A very widespread Palaearctic species known from Europe and Asia Minor to the far east of Russia. In Europe it occurs from Portugal to Italy and Greece in the south and is present on many of the Mediterranean islands, and to the north it extends to the far north of Norway, Sweden and Finland. The species occurs from lowlands to the upper limit of the tree-line in mountain regions; it is generally abundant in central and, more especially, northern regions and it is among the most frequently-recorded members of the genus. The nominate subspecies occurs throughout the range while ssp. angelini Schülke, 1996 is widespread in Central and Southern Italy, and ssp. rufulus Sahlberg, 1876 is widespread in Fennoscandia. Generally common across Southern and Central England and Wales, less so further north to Orkney and the Western Isles, and widespread though very local in Northern Ireland, it is the most frequently recorded of the UK species after T. rufipes (Linnaeus, 1758). Adults are present year-round; they overwinter among decaying vegetation, under debris or in the soil, and are active from March until November, they peak in abundance during June and July and often again in the autumn. The species is often associated with herbivore dung and it is frequently abundant on grazing pasture, but it also occurs among decaying vegetation in a wide range of habitats including disturbed sites such as waste ground, farms and agricultural land and domestic gardens, it also occurs in old mammal and bird nests and decaying fungi, adults sometimes occur at sap on warm summer evenings, and they occasionally occur at carrion.
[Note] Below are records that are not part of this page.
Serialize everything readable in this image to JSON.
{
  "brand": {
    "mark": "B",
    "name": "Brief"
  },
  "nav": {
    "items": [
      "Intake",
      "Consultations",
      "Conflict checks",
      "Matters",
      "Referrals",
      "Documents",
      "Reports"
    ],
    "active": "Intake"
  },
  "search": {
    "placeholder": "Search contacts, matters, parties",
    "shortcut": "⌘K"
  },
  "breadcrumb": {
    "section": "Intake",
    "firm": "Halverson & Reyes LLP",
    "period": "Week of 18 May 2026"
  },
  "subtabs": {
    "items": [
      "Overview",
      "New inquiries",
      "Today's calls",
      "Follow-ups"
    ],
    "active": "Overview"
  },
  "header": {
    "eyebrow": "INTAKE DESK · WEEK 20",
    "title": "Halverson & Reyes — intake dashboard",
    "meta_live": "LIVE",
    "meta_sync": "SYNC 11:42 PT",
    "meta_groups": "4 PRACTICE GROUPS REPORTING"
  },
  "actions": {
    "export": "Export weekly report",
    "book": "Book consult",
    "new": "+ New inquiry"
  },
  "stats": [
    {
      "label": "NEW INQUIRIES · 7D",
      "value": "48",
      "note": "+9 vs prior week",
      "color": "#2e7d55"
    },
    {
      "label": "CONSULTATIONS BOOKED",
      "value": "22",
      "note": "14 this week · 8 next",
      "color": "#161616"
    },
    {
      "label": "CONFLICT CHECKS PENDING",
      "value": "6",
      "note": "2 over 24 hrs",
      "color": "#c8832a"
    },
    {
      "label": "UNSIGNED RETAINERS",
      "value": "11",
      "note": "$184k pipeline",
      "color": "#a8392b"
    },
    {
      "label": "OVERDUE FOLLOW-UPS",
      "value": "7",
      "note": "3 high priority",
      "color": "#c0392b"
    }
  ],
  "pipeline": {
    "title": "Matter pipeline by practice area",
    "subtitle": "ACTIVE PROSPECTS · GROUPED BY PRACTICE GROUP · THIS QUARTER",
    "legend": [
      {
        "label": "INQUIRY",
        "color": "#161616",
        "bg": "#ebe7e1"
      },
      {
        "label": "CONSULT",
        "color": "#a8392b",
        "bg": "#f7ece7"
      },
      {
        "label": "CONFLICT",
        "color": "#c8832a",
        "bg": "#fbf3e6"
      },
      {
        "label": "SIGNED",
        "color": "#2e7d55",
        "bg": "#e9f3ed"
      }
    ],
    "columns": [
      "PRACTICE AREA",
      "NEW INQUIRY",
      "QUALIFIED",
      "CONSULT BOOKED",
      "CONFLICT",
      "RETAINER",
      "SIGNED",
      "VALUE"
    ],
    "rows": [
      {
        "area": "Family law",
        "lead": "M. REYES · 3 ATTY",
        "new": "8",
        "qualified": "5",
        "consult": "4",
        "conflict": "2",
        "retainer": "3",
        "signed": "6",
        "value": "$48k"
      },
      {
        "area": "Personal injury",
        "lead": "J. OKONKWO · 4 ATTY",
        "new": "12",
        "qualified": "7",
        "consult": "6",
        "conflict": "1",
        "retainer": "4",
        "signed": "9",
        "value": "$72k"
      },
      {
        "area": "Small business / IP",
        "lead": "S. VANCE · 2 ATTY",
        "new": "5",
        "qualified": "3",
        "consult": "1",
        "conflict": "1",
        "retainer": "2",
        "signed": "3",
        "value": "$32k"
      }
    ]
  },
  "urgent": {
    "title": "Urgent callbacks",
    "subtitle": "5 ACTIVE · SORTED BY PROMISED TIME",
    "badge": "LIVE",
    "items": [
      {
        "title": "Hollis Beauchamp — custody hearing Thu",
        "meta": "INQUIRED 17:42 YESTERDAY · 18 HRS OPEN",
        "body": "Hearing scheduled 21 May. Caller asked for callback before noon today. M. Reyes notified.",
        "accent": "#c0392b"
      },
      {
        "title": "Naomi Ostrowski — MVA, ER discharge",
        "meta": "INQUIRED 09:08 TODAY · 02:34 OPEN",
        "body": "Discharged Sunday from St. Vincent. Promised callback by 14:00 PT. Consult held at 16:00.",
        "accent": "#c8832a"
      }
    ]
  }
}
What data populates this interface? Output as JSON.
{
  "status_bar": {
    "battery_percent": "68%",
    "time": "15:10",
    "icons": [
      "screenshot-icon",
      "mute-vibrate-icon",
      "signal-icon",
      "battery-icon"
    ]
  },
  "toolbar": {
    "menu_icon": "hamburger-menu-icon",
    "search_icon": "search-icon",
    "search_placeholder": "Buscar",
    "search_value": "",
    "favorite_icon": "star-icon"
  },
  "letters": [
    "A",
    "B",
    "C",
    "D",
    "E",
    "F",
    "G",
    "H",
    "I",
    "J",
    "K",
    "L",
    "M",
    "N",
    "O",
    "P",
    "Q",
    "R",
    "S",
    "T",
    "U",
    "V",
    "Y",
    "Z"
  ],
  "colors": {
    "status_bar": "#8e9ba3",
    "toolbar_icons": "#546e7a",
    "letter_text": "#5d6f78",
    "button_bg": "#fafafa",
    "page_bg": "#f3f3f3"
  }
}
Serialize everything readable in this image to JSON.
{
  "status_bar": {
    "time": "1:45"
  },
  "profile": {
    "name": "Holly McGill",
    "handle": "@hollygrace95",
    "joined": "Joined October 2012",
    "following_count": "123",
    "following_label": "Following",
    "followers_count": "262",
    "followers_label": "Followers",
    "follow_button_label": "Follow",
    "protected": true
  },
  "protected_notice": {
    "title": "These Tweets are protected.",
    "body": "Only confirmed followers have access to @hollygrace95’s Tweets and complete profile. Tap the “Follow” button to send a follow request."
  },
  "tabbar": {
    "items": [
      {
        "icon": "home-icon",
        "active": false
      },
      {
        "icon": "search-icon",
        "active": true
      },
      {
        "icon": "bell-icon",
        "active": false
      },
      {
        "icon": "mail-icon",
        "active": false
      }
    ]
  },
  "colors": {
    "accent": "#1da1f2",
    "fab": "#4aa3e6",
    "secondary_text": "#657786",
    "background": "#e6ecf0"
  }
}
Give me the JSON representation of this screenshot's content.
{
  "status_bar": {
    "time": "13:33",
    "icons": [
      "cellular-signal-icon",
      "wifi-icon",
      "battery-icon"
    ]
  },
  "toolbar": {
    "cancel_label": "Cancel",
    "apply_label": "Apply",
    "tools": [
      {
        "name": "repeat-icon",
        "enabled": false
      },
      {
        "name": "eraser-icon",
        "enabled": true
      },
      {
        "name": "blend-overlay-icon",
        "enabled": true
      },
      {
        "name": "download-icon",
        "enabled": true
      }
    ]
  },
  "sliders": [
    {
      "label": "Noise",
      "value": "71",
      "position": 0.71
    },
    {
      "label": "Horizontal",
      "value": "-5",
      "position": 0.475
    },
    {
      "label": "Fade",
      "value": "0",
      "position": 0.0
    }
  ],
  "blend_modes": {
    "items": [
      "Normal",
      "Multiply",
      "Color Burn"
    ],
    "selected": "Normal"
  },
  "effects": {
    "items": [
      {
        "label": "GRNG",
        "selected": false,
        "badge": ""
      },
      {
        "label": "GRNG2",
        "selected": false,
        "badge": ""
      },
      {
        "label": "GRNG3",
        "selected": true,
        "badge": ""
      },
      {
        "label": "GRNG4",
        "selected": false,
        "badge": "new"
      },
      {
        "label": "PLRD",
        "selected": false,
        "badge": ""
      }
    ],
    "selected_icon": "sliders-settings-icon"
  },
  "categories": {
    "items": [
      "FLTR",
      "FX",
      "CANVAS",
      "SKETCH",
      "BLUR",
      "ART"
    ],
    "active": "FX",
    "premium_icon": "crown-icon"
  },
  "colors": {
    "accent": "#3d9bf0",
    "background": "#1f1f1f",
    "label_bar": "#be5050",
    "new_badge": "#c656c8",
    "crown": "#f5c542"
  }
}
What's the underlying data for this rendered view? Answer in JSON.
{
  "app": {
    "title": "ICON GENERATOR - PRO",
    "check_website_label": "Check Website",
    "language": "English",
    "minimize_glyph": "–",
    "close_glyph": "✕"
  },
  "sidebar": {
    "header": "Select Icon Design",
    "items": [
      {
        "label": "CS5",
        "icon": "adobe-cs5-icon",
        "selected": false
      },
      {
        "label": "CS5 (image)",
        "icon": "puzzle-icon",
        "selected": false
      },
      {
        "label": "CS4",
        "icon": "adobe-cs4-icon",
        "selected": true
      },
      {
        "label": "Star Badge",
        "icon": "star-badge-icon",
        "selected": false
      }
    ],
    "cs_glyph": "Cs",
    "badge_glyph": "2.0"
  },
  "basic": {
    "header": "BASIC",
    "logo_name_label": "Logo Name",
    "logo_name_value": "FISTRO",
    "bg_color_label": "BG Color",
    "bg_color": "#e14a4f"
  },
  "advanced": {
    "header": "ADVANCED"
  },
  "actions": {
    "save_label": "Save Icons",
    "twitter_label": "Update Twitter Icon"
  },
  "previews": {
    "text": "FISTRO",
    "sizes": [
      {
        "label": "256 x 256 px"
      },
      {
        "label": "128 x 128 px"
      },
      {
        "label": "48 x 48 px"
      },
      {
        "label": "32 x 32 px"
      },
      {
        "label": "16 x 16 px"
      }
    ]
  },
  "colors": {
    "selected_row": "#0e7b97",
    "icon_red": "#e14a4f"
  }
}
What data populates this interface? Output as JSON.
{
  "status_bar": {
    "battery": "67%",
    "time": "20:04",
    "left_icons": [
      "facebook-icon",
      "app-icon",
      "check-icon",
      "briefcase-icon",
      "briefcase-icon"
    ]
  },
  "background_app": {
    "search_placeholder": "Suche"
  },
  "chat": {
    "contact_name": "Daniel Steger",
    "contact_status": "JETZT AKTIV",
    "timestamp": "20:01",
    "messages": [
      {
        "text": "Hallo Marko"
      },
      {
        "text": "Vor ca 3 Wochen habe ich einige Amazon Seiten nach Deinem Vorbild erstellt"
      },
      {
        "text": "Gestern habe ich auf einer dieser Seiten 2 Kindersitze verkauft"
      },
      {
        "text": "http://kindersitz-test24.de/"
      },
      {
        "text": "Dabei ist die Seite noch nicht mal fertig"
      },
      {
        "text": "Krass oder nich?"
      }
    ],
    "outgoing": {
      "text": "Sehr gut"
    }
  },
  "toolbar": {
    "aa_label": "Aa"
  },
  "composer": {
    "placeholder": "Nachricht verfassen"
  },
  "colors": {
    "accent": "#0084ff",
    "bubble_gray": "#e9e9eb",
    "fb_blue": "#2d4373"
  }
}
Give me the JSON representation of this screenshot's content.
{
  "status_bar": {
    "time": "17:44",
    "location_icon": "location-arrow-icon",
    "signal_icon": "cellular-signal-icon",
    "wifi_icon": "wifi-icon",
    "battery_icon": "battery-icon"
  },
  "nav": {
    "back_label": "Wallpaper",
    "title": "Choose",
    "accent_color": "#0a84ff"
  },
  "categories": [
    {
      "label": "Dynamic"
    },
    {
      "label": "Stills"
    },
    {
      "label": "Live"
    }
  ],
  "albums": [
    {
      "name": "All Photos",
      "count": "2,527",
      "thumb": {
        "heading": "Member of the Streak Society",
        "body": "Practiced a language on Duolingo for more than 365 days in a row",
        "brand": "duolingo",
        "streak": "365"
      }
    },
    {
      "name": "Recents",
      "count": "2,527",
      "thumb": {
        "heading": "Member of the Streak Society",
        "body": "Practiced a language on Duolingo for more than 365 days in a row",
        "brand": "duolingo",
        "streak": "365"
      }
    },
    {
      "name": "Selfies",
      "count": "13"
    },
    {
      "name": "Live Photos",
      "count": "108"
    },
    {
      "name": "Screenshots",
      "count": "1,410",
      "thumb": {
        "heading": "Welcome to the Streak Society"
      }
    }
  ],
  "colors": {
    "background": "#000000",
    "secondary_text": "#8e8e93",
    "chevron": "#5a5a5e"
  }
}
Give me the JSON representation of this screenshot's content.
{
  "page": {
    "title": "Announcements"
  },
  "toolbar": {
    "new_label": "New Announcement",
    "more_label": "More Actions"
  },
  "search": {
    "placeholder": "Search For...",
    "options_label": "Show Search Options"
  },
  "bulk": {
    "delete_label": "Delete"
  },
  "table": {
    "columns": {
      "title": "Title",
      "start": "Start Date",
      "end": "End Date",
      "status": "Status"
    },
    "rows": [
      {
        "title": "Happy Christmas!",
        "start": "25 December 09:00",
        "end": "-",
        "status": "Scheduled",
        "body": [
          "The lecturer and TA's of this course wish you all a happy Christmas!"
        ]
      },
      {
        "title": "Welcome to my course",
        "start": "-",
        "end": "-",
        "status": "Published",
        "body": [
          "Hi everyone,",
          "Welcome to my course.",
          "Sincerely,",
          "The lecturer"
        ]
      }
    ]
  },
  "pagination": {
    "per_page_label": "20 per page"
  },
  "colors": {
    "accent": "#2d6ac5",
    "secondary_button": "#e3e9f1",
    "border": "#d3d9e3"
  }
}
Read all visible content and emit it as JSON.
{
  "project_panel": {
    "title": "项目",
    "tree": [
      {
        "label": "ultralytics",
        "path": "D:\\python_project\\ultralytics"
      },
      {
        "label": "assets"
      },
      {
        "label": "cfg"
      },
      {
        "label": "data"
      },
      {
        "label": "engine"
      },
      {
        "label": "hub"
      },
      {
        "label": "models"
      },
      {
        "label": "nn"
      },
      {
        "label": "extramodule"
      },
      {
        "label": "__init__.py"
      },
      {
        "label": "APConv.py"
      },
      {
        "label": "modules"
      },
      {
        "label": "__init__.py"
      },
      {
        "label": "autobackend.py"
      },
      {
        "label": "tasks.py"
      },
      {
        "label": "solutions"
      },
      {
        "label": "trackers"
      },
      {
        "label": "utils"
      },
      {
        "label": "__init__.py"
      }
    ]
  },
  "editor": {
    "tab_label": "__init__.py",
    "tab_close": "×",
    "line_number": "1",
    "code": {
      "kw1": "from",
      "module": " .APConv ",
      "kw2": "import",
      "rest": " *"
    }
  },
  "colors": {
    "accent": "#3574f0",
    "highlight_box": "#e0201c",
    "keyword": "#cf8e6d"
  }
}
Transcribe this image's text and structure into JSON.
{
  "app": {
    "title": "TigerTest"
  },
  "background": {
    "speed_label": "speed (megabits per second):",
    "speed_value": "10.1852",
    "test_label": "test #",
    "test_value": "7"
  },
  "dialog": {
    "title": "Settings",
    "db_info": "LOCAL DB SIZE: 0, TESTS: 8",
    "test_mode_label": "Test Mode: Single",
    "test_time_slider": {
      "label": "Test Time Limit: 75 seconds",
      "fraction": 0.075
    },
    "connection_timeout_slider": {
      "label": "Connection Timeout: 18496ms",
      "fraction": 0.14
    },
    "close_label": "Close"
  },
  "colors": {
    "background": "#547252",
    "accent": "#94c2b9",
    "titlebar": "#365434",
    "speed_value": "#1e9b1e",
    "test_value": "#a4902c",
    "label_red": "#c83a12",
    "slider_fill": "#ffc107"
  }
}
Adults are generally nocturnal but even so they are rarely seen in the open; they usually remain hidden within host material although they may be seen alighting on freshly deposited dung in hot sunny weather. They can be sampled by sieving suitable material, and here old hay or straw is often ideal, or using dung-baited or pitfall traps in any situation, decaying terrestrial fungi may host large populations, and they may appear among extraction samples at any time.
Tachinus marginellus 1
Tachinus marginellus 2
3.5-5.0 mm. Elongate, rather parallel-sided and, compared with many members of the genus, somewhat narrow, body shiny black with pronotal and elytral margins and terminal abdominal tergite(s) reddish-brown, antennae black with several basal segments brown, legs entirely brown. Head transverse, broadest across small and prominent eyes and with long converging temples (usually substantially hidden), cheeks converging to a smoothly rounded apical margin, surface smoothly convex and finely punctured. Terminal maxillary palpomere as long as and at most only slightly narrower than the previous segment. Antennae long and slender with all segments elongate. Pronotum transverse, about 1.5X broader than long, and at most only as broad as the elytra, broadest across rounded posterior angles and narrowed to slightly projecting anterior angles, surface evenly convex, finely punctured throughout and without microsculpture. Pronotal colour varies; the lateral margins are usually narrowly red and this may extend around the basal margin, but the apical margin and the centre of the basal margin is usually at most only very narrowly or vaguely paler. Elytra quadrate or nearly so, about 1.25X longer than the pronotum, and parallel-sided or slightly dilated from rounded shoulders to recurved apical margins, surface without striae, finely punctured throughout (usually a little stronger so than the pronotum), and without microsculpture. Lateral and apical elytral margins pale, often broadly so. Abdomen long and gradually tapering from the base, basal tergites strongly bordered, evenly convex and with a small patch of dense pubescence either side of the middle, apical tergites with long outstanding setae. Last visible tergite distinctive in both sexes. Legs long and slender, tibiae hardly broadened from the base, front tibiae with fine spines along the external margin, middle and hind tibiae with groups of strong spines and short apical spurs. Tarsi 5-segmented, basal segment of hind tarsi only slightly longer than the second segment. Front tarsi dilated in males.